Mount Carmel, the first residence for the Carmelites in Niagara Falls was originally a simple rectory for those priests serving the parish community, Our Lady of Peace. The monastery was then constructed in 1894 as a training center for young Carmelites, as well as a hospice to welcome pilgrims to the majestic beauty of falls to encounter God’s creative presence.

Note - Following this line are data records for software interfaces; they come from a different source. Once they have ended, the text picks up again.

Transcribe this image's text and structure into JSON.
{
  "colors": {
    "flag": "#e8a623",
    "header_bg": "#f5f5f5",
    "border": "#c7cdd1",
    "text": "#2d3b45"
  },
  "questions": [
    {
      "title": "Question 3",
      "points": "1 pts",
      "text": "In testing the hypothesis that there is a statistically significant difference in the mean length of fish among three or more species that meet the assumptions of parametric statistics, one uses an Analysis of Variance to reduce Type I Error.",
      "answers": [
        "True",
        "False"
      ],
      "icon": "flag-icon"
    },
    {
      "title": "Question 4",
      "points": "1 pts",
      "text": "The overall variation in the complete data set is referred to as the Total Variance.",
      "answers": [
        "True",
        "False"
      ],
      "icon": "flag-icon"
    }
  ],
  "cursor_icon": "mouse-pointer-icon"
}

In 1925, the chapel and another section of building were added to accommodate an increasing number of Carmelite students. The chapel, in its elegant simplicity, contains many symbols of the Carmelite tradition. Most striking are the priceless stained glass windows, imported from England and stained in Toronto by McCausland Limited. The upper series of the windows depict the life of Mary while the lower series portrays the life of the prophet Elijah. The tile floor was imported from Belgium; the colors in the tiles represent the Marian and Elian traditions of the Order. The Carmelites use the three tiers of choir stalls, lining each side of the chapel, during the monastery’s liturgical celebrations.

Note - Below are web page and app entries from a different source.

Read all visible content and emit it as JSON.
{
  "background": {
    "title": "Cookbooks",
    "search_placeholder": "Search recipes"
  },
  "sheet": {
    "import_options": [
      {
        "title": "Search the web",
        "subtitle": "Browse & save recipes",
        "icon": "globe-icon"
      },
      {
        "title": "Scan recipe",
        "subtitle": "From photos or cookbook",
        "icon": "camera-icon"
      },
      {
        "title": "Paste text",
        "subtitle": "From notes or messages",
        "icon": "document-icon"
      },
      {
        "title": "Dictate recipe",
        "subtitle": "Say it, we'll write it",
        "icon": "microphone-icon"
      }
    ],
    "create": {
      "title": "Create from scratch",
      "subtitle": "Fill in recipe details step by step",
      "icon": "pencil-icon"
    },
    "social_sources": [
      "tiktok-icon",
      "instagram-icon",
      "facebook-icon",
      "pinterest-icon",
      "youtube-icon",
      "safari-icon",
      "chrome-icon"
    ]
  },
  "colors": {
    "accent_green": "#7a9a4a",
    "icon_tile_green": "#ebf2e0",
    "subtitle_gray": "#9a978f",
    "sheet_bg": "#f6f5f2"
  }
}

The main altar, the most prominent and central feature in the chapel, displays a carved statue of Our Lady of Mount Carmel, patroness of the Carmelite Order. Mary stands on a cloud bearing the Christ Child in her left arm, while with her right hand she extends the Brown Scapular, a traditional devotion of the Carmelite Order. To the left of Mary's statue is a smaller image of the prophet Elijah, a key inspiration for the Carmelites as they strive to seek God in our world. The small statue on the right portrays St. Albert of Jerusalem holding the “formula vitae” or Rule he authored, the foundational document of the Carmelites to this day. The right side of the chapel has a side altar dedicated to St. Thérèse of the Child Jesus and the Holy Face, a very well known French Carmelite saint who is patroness of vocations and missions. The altar on the left of the chapel is dedicated to St. Joseph, husband of Mary and the protector of the Carmelite Order.
Mount Carmel Monastery and its Spiritual Centre continue to this day to welcome pilgrims seeking rest and renewal.